McLaren technical director Tim Goss has confirmed Honda's 2017 Formula One engine will feature revised architecture and an altered layout, in a bid to boost the team's prospects for next season.
The Japanese manufacturer aims to continue its push forward with McLaren, following its return to the sport with the Woking-based outfit in 2015. McLaren finished a lowly ninth that year, before making a steady improvement in 2016 -- in which the team more than doubled its points tally from the previous season with sixth place overall in the constructors' standings.
Having struggled for much of the past two seasons with its dubbed 'size-zero' package concept, Honda has now implemented an architecture redesign for its V6 power unit based on the lessons learned. Radical changes are allowed following the scrapping of F1's engine development token system, which limited the amount of modifications teams could make.

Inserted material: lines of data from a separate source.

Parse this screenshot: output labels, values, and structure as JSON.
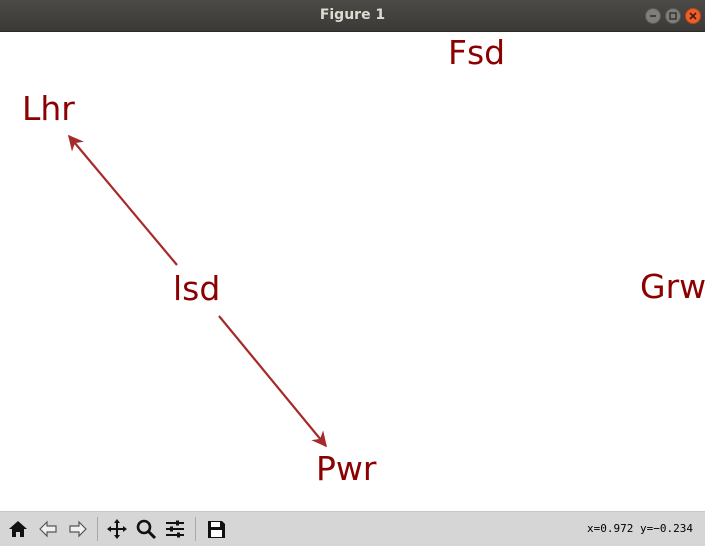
{
  "window": {
    "title": "Figure 1"
  },
  "window_buttons": [
    "minimize-icon",
    "maximize-icon",
    "close-icon"
  ],
  "figure": {
    "text_color": "#8b0000",
    "arrow_color": "#a52a2a",
    "nodes": [
      "Fsd",
      "Lhr",
      "lsd",
      "Grw",
      "Pwr"
    ],
    "arrows": [
      {
        "from": "lsd",
        "to": "Lhr"
      },
      {
        "from": "lsd",
        "to": "Pwr"
      }
    ]
  },
  "toolbar": {
    "buttons": [
      "home-icon",
      "back-icon",
      "forward-icon",
      "pan-icon",
      "zoom-icon",
      "configure-subplots-icon",
      "save-icon"
    ],
    "coordinates": "x=0.972  y=−0.234"
  }
}
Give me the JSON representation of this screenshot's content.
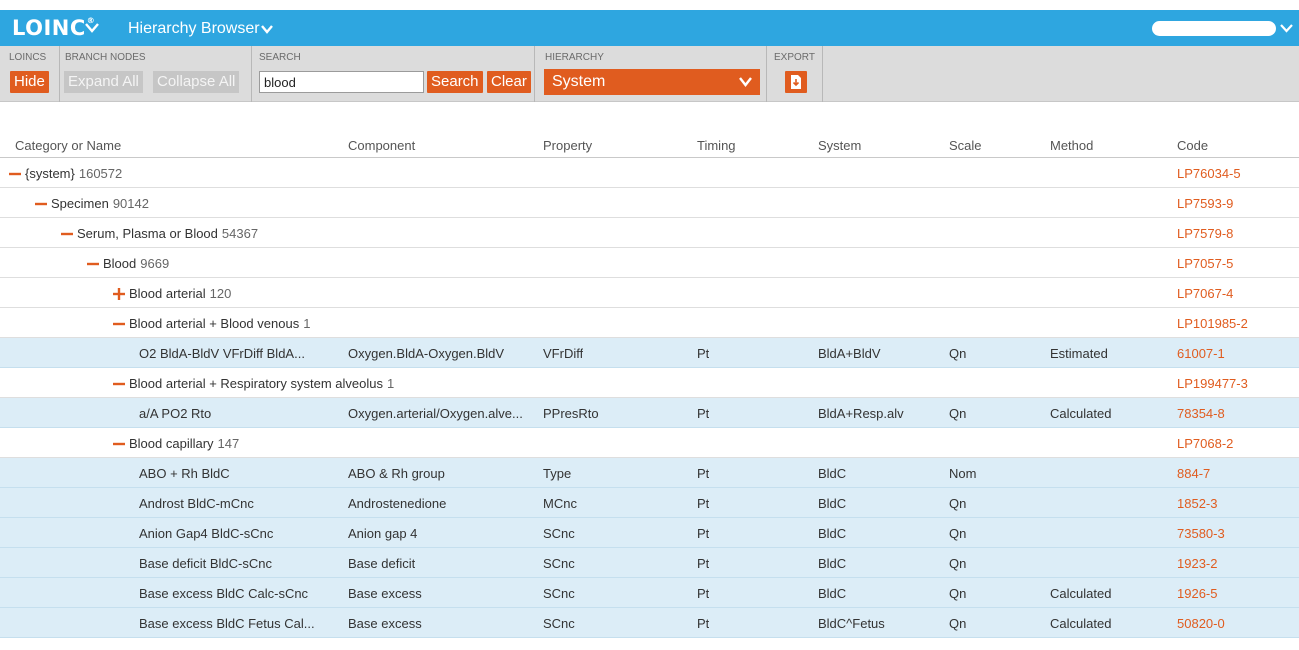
{
  "header": {
    "logo": "LOINC",
    "logo_mark": "®",
    "app_title": "Hierarchy Browser"
  },
  "toolbar": {
    "loincs": {
      "label": "LOINCS",
      "hide_button": "Hide"
    },
    "branch_nodes": {
      "label": "BRANCH NODES",
      "expand_all": "Expand All",
      "collapse_all": "Collapse All"
    },
    "search": {
      "label": "SEARCH",
      "value": "blood",
      "search_button": "Search",
      "clear_button": "Clear"
    },
    "hierarchy": {
      "label": "HIERARCHY",
      "selected": "System"
    },
    "export": {
      "label": "EXPORT",
      "icon": "export-file-icon"
    }
  },
  "colors": {
    "brand_blue": "#2ea6e0",
    "accent_orange": "#e05c1f",
    "leaf_row_bg": "#dcedf7"
  },
  "table": {
    "columns": [
      "Category or Name",
      "Component",
      "Property",
      "Timing",
      "System",
      "Scale",
      "Method",
      "Code"
    ],
    "rows": [
      {
        "level": 0,
        "toggle": "minus",
        "name": "{system}",
        "count": "160572",
        "code": "LP76034-5"
      },
      {
        "level": 1,
        "toggle": "minus",
        "name": "Specimen",
        "count": "90142",
        "code": "LP7593-9"
      },
      {
        "level": 2,
        "toggle": "minus",
        "name": "Serum, Plasma or Blood",
        "count": "54367",
        "code": "LP7579-8"
      },
      {
        "level": 3,
        "toggle": "minus",
        "name": "Blood",
        "count": "9669",
        "code": "LP7057-5"
      },
      {
        "level": 4,
        "toggle": "plus",
        "name": "Blood arterial",
        "count": "120",
        "code": "LP7067-4"
      },
      {
        "level": 4,
        "toggle": "minus",
        "name": "Blood arterial + Blood venous",
        "count": "1",
        "code": "LP101985-2"
      },
      {
        "level": 5,
        "toggle": "none",
        "name": "O2 BldA-BldV VFrDiff BldA...",
        "component": "Oxygen.BldA-Oxygen.BldV",
        "property": "VFrDiff",
        "timing": "Pt",
        "system": "BldA+BldV",
        "scale": "Qn",
        "method": "Estimated",
        "code": "61007-1"
      },
      {
        "level": 4,
        "toggle": "minus",
        "name": "Blood arterial + Respiratory system alveolus",
        "count": "1",
        "code": "LP199477-3"
      },
      {
        "level": 5,
        "toggle": "none",
        "name": "a/A PO2 Rto",
        "component": "Oxygen.arterial/Oxygen.alve...",
        "property": "PPresRto",
        "timing": "Pt",
        "system": "BldA+Resp.alv",
        "scale": "Qn",
        "method": "Calculated",
        "code": "78354-8"
      },
      {
        "level": 4,
        "toggle": "minus",
        "name": "Blood capillary",
        "count": "147",
        "code": "LP7068-2"
      },
      {
        "level": 5,
        "toggle": "none",
        "name": "ABO + Rh BldC",
        "component": "ABO & Rh group",
        "property": "Type",
        "timing": "Pt",
        "system": "BldC",
        "scale": "Nom",
        "method": "",
        "code": "884-7"
      },
      {
        "level": 5,
        "toggle": "none",
        "name": "Androst BldC-mCnc",
        "component": "Androstenedione",
        "property": "MCnc",
        "timing": "Pt",
        "system": "BldC",
        "scale": "Qn",
        "method": "",
        "code": "1852-3"
      },
      {
        "level": 5,
        "toggle": "none",
        "name": "Anion Gap4 BldC-sCnc",
        "component": "Anion gap 4",
        "property": "SCnc",
        "timing": "Pt",
        "system": "BldC",
        "scale": "Qn",
        "method": "",
        "code": "73580-3"
      },
      {
        "level": 5,
        "toggle": "none",
        "name": "Base deficit BldC-sCnc",
        "component": "Base deficit",
        "property": "SCnc",
        "timing": "Pt",
        "system": "BldC",
        "scale": "Qn",
        "method": "",
        "code": "1923-2"
      },
      {
        "level": 5,
        "toggle": "none",
        "name": "Base excess BldC Calc-sCnc",
        "component": "Base excess",
        "property": "SCnc",
        "timing": "Pt",
        "system": "BldC",
        "scale": "Qn",
        "method": "Calculated",
        "code": "1926-5"
      },
      {
        "level": 5,
        "toggle": "none",
        "name": "Base excess BldC Fetus Cal...",
        "component": "Base excess",
        "property": "SCnc",
        "timing": "Pt",
        "system": "BldC^Fetus",
        "scale": "Qn",
        "method": "Calculated",
        "code": "50820-0"
      }
    ]
  }
}
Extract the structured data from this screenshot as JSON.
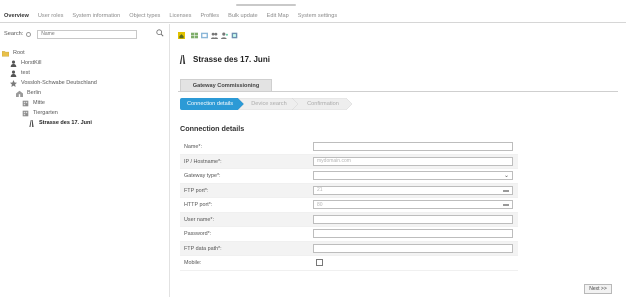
{
  "topnav": {
    "tabs": [
      {
        "label": "Overview",
        "active": true
      },
      {
        "label": "User roles",
        "active": false
      },
      {
        "label": "System information",
        "active": false
      },
      {
        "label": "Object types",
        "active": false
      },
      {
        "label": "Licenses",
        "active": false
      },
      {
        "label": "Profiles",
        "active": false
      },
      {
        "label": "Bulk update",
        "active": false
      },
      {
        "label": "Edit Map",
        "active": false
      },
      {
        "label": "System settings",
        "active": false
      }
    ]
  },
  "search": {
    "label": "Search:",
    "placeholder": "Name"
  },
  "tree": {
    "items": [
      {
        "label": "Root",
        "icon": "folder-icon"
      },
      {
        "label": "HorstKill",
        "icon": "user-icon"
      },
      {
        "label": "test",
        "icon": "user-icon"
      },
      {
        "label": "Vossloh-Schwabe Deutschland",
        "icon": "company-icon"
      },
      {
        "label": "Berlin",
        "icon": "building-icon"
      },
      {
        "label": "Mitte",
        "icon": "district-icon"
      },
      {
        "label": "Tiergarten",
        "icon": "district-icon"
      },
      {
        "label": "Strasse des 17. Juni",
        "icon": "street-icon",
        "selected": true
      }
    ]
  },
  "page": {
    "title": "Strasse des 17. Juni",
    "section_tab": "Gateway Commissioning",
    "wizard_steps": [
      {
        "label": "Connection details",
        "active": true
      },
      {
        "label": "Device search",
        "active": false
      },
      {
        "label": "Confirmation",
        "active": false
      }
    ],
    "heading": "Connection details"
  },
  "form": {
    "fields": [
      {
        "label": "Name*:",
        "value": "",
        "type": "text"
      },
      {
        "label": "IP / Hostname*:",
        "value": "mydomain.com",
        "type": "text"
      },
      {
        "label": "Gateway type*:",
        "value": "",
        "type": "select"
      },
      {
        "label": "FTP port*:",
        "value": "21",
        "type": "number"
      },
      {
        "label": "HTTP port*:",
        "value": "80",
        "type": "number"
      },
      {
        "label": "User name*:",
        "value": "",
        "type": "text"
      },
      {
        "label": "Password*:",
        "value": "",
        "type": "text"
      },
      {
        "label": "FTP data path*:",
        "value": "",
        "type": "text"
      },
      {
        "label": "Mobile:",
        "value": "",
        "type": "checkbox"
      }
    ]
  },
  "buttons": {
    "next": "Next >>"
  },
  "colors": {
    "wizard_active": "#2c9ad6",
    "wizard_inactive": "#eeeeee",
    "section_tab_bg": "#e3e3e3"
  }
}
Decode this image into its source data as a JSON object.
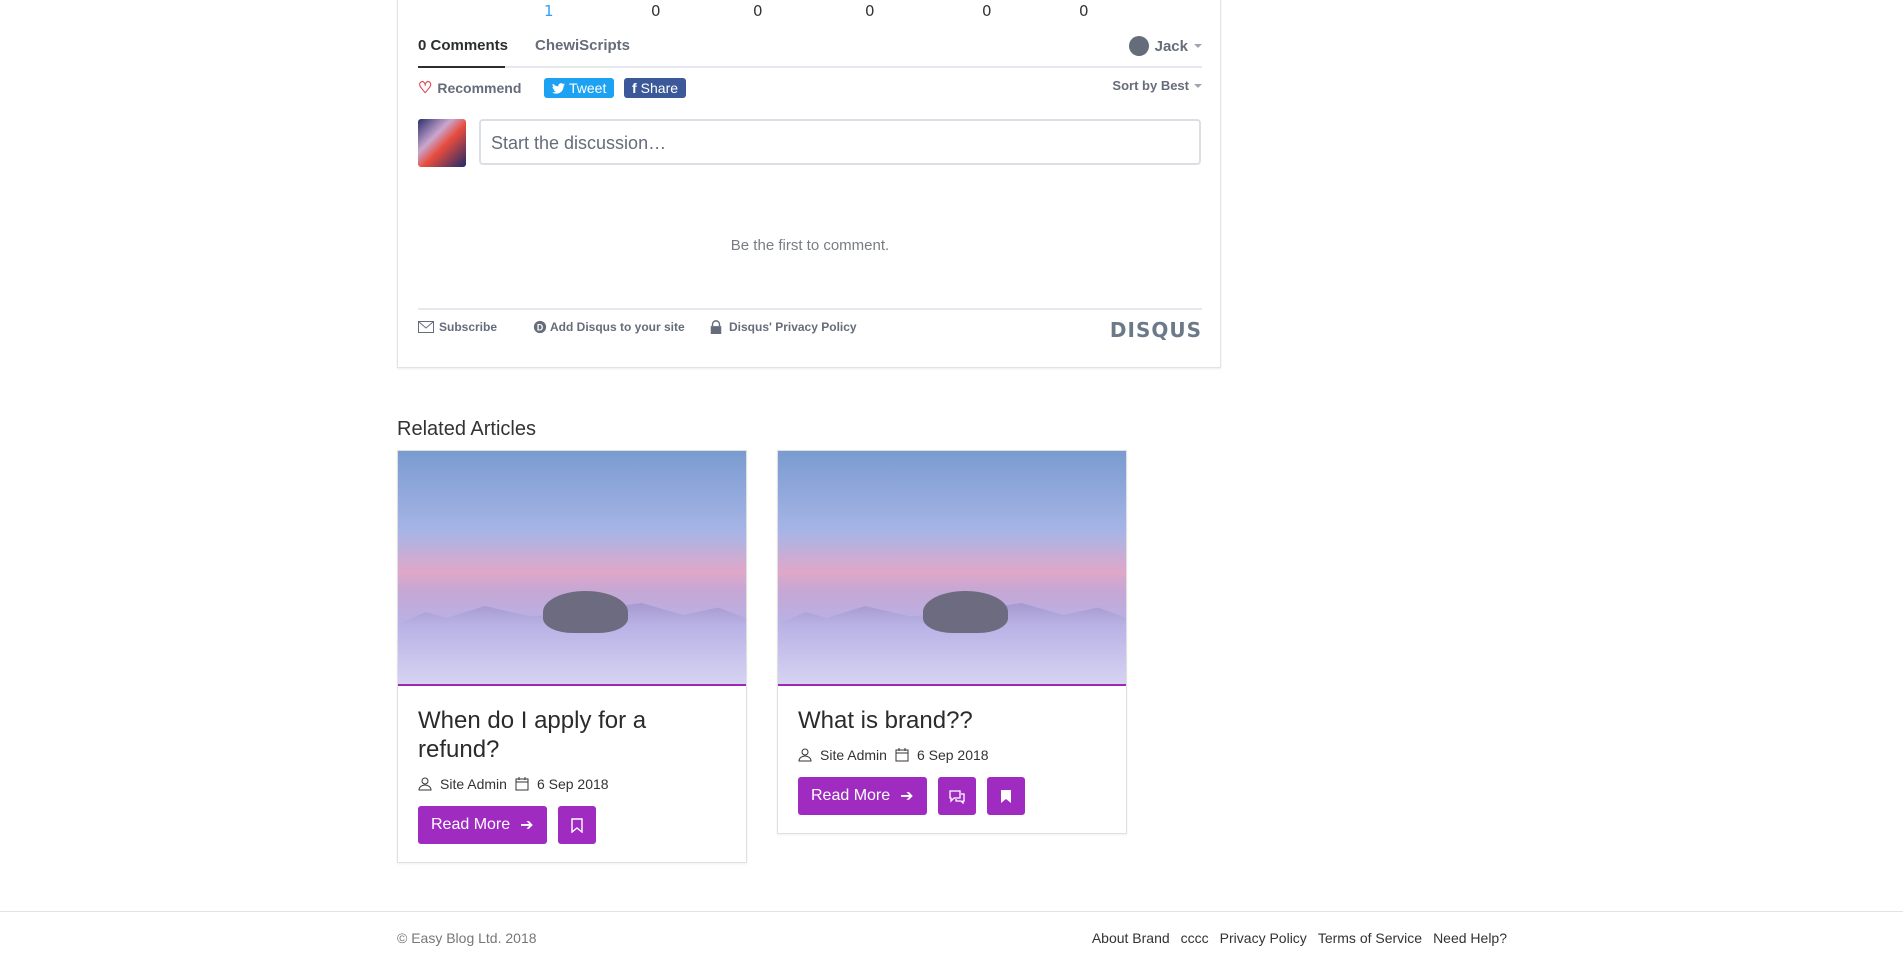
{
  "reactions": [
    "1",
    "0",
    "0",
    "0",
    "0",
    "0"
  ],
  "disqus": {
    "tabs": [
      "0 Comments",
      "ChewiScripts"
    ],
    "user": "Jack",
    "recommend": "Recommend",
    "tweet": "Tweet",
    "share": "Share",
    "sort": "Sort by Best",
    "placeholder": "Start the discussion…",
    "empty": "Be the first to comment.",
    "footer": {
      "subscribe": "Subscribe",
      "add": "Add Disqus to your site",
      "privacy": "Disqus' Privacy Policy",
      "logo": "DISQUS"
    }
  },
  "related": {
    "title": "Related Articles",
    "cards": [
      {
        "title": "When do I apply for a refund?",
        "author": "Site Admin",
        "date": "6 Sep 2018",
        "read": "Read More"
      },
      {
        "title": "What is brand??",
        "author": "Site Admin",
        "date": "6 Sep 2018",
        "read": "Read More"
      }
    ]
  },
  "footer": {
    "copyright": "© Easy Blog Ltd. 2018",
    "links": [
      "About Brand",
      "cccc",
      "Privacy Policy",
      "Terms of Service",
      "Need Help?"
    ]
  },
  "colors": {
    "accent": "#a02bc1",
    "twitter": "#1da1f2",
    "facebook": "#3b5999"
  }
}
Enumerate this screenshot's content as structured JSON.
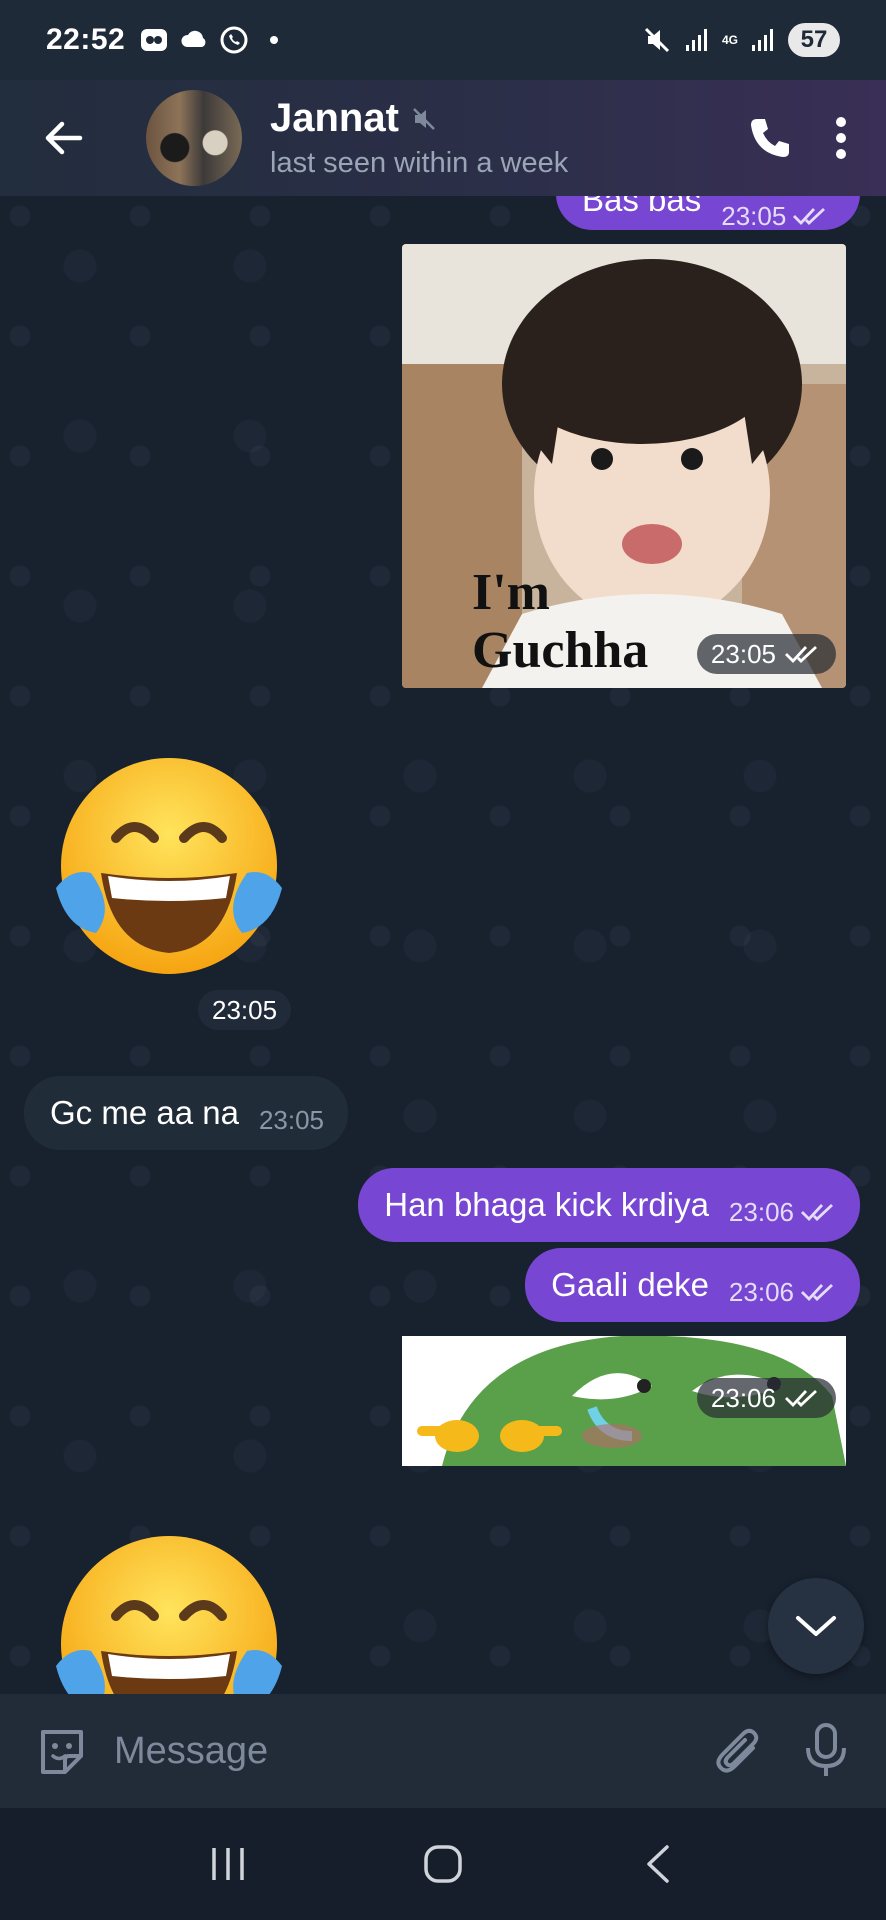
{
  "status_bar": {
    "time": "22:52",
    "battery": "57",
    "network": "4G",
    "icons": [
      "app-icon",
      "cloud-icon",
      "whatsapp-icon",
      "dot-icon",
      "mute-icon",
      "signal-icon",
      "signal-icon"
    ]
  },
  "header": {
    "contact_name": "Jannat",
    "last_seen": "last seen within a week",
    "muted": true
  },
  "messages": {
    "top_partial": {
      "text": "Bas bas",
      "time": "23:05"
    },
    "photo": {
      "caption_line1": "I'm",
      "caption_line2": "Guchha",
      "time": "23:05"
    },
    "emoji_1": {
      "time": "23:05"
    },
    "incoming_1": {
      "text": "Gc me aa na",
      "time": "23:05"
    },
    "outgoing_1": {
      "text": "Han bhaga kick krdiya",
      "time": "23:06"
    },
    "outgoing_2": {
      "text": "Gaali deke",
      "time": "23:06"
    },
    "sticker_frog": {
      "time": "23:06"
    }
  },
  "composer": {
    "placeholder": "Message"
  },
  "colors": {
    "outgoing_bubble": "#7746d3",
    "incoming_bubble": "#212c39",
    "background": "#18212e"
  }
}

"The token system that was applied to engine development for the past few seasons has been discontinued," Goss explained in an interview on the McLaren website. "For 2017, the Honda engine architecture and layout have been altered to serve both for performance and packaging needs."
"The new power unit takes much of the learning from the past two seasons, but has been specifically redesigned for this season."
Goss believes F1's new aero regulation overhaul for 2017 presents McLaren with an opportunity to make up significant ground on its rivals.
"Let's be clear, we're looking at some huge regulatory changes ahead of the 2017 season," Goss said. "We've had bigger changes in the past -- the change between 1982 and '83 from ground-effect to flat floors, for example, which had a massive impact on performance. But this season's changes rank as some of the most significant we've ever had in the sport.
"That's likely to change the competition order -- because it's such a big disturbance. Historically, that has changed the order -- but then what normally happens is that the best, and most well-equipped, teams tend to rise to the top again."